Police searched the Internet for Byran Kohberger’s knives as part of their investigation into the University of Idaho killings, newly released court documents show.
They also requested his online shopping records, viewing history, shopping wish list, payment information, emails and all other online information “to locate any materials relating to the planning or commission” of the murders of four students last year relate.
Investigators wanted to use his Amazon history to see whether he had bought knives. Police know that the four students were stabbed, but they have not been able to find the murder weapon, a key piece of evidence in the case.
The Amazon arrest warrant was uploaded to Kohberger’s file this week. In addition to Kohberger’s Amazon history, the update included guarantees for Kohberger’s Apple, Paypal/Venmo, Spotify and YouTube searches.

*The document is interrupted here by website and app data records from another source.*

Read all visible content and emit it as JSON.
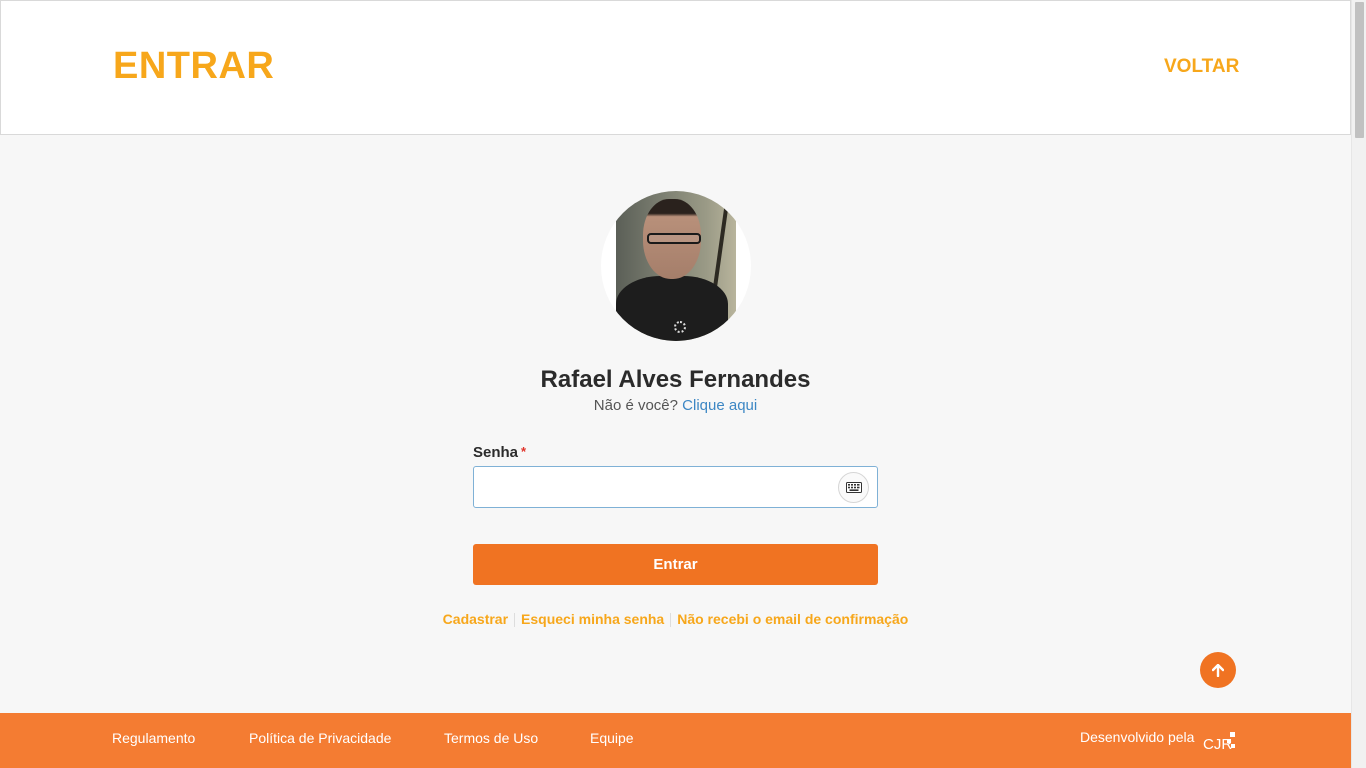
{
  "header": {
    "title": "ENTRAR",
    "back_label": "VOLTAR"
  },
  "user": {
    "name": "Rafael Alves Fernandes",
    "not_you_text": "Não é você?",
    "not_you_link": "Clique aqui"
  },
  "form": {
    "password_label": "Senha",
    "required_mark": "*",
    "password_value": "",
    "submit_label": "Entrar"
  },
  "links": {
    "register": "Cadastrar",
    "forgot_password": "Esqueci minha senha",
    "no_confirmation_email": "Não recebi o email de confirmação"
  },
  "footer": {
    "items": [
      "Regulamento",
      "Política de Privacidade",
      "Termos de Uso",
      "Equipe"
    ],
    "developed_by": "Desenvolvido pela",
    "logo_text": "CJR"
  },
  "icons": {
    "keyboard": "keyboard-icon",
    "back_to_top": "arrow-up-icon"
  },
  "colors": {
    "accent_yellow": "#f7a71b",
    "accent_orange": "#f07322",
    "footer_orange": "#f47c32",
    "link_blue": "#3d87c4"
  }
}
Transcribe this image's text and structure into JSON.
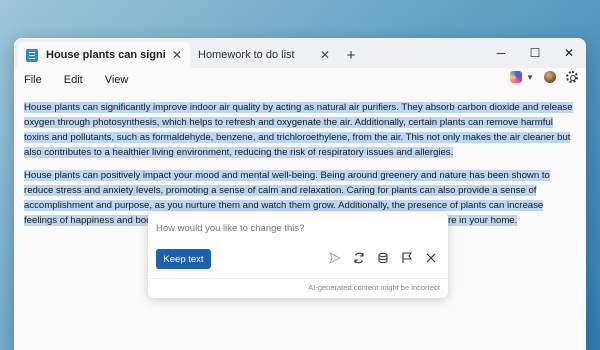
{
  "tabs": [
    {
      "label": "House plants can significan",
      "active": true
    },
    {
      "label": "Homework to do list",
      "active": false
    }
  ],
  "new_tab_symbol": "+",
  "window_controls": {
    "minimize": "─",
    "maximize": "☐",
    "close": "✕"
  },
  "menu": [
    "File",
    "Edit",
    "View"
  ],
  "menu_icons": [
    "copilot-icon",
    "chevron-down-icon",
    "avatar",
    "gear-icon"
  ],
  "document": {
    "paragraphs": [
      "House plants can significantly improve indoor air quality by acting as natural air purifiers. They absorb carbon dioxide and release oxygen through photosynthesis, which helps to refresh and oxygenate the air. Additionally, certain plants can remove harmful toxins and pollutants, such as formaldehyde, benzene, and trichloroethylene, from the air. This not only makes the air cleaner but also contributes to a healthier living environment, reducing the risk of respiratory issues and allergies.",
      "House plants can positively impact your mood and mental well-being. Being around greenery and nature has been shown to reduce stress and anxiety levels, promoting a sense of calm and relaxation. Caring for plants can also provide a sense of accomplishment and purpose, as you nurture them and watch them grow. Additionally, the presence of plants can increase feelings of happiness and boost your overall mood, creating a more pleasant and uplifting atmosphere in your home."
    ],
    "highlight_color": "#bcd6f3"
  },
  "rewrite": {
    "placeholder": "How would you like to change this?",
    "keep_label": "Keep text",
    "icons": [
      "send-icon",
      "regenerate-icon",
      "stack-icon",
      "flag-icon",
      "close-icon"
    ],
    "disclaimer": "AI-generated content might be incorrect"
  },
  "colors": {
    "accent": "#1f5fb0",
    "tab_icon": "#2e88d6"
  }
}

Investigating police in Latah County, Idaho, asked the court to order Amazon to provide “detailed customer click activity related to knives and accessories” between March 20 and March 30, 2022, and November 1 to December 6 of the same year, the search warrant shows . It appears that the tech company complied with the subsequent court order in sharing the information.

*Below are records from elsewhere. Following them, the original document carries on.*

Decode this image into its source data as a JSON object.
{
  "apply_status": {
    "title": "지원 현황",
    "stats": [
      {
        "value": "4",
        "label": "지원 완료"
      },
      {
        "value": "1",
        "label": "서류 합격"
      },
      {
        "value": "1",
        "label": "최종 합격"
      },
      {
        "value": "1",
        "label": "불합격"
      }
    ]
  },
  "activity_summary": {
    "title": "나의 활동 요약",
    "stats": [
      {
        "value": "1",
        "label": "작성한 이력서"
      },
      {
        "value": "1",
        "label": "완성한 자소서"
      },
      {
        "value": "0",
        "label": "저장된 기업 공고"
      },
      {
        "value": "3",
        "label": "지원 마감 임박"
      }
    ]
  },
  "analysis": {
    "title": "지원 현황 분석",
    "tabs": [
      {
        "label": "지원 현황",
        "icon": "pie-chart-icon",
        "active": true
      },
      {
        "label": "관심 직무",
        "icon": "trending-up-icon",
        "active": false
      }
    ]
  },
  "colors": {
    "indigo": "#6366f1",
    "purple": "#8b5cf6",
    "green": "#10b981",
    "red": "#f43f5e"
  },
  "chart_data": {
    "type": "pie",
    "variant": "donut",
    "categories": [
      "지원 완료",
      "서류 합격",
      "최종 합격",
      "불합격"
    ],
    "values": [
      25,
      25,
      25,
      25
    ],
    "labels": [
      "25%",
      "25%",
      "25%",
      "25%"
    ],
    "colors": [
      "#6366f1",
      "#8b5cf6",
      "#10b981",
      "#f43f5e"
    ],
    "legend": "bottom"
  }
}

Police previously confirmed that the four victims: Kaylee Goncalves, 21, Madison Mogen, 21, Xana Kernodle, 20, and Ethan Chapin, 20, were attacked with a knife. Police allegedly found Kohberger’s DNA on a knife sheath. They now hope to find evidence that he bought a large knife that fits in the sheath.

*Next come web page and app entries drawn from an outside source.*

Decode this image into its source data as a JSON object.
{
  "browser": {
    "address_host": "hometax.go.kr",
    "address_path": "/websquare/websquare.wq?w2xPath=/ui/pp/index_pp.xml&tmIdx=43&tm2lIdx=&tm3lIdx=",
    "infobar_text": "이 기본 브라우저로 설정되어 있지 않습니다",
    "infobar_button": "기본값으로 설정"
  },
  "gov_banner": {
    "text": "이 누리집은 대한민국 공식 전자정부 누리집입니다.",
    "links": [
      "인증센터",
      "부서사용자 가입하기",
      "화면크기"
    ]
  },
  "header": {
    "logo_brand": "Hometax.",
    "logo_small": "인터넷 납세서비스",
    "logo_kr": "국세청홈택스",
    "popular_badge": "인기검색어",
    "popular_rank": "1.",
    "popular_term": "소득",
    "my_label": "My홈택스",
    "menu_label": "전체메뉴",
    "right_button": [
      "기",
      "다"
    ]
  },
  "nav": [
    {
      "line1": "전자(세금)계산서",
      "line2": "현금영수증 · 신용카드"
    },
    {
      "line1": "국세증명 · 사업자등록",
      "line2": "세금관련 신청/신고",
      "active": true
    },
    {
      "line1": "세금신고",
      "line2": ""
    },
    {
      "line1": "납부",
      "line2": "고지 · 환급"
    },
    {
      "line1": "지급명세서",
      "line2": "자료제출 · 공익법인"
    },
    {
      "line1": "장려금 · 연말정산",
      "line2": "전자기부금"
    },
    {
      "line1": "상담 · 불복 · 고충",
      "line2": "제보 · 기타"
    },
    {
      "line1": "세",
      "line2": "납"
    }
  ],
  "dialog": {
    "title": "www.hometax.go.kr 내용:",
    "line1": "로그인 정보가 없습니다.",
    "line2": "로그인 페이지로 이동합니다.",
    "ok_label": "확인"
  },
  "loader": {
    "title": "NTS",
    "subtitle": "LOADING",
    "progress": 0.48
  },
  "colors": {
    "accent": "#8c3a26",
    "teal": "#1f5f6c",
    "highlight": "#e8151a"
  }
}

In the Apple search warrant served on August 1, authorities requested detailed account information, including emails and attachments, instant messages and iCloud storage, the document viewed by Newsweek showed.
The information was subsequently forwarded to law enforcement on August 9, according to the filing.
The Paypal/Venmo document requested usernames, billing information and other data specifically for the period between June 22 and December 31, 2022. The most recent date was just a day before Kohberger was arrested at his parents’ home in Pennsylvania.
Kohberger was charged with four counts of first-degree murder. The suspect is originally from Pennsylvania and was a criminology student at Washington State University in Pullman at the time of the murders.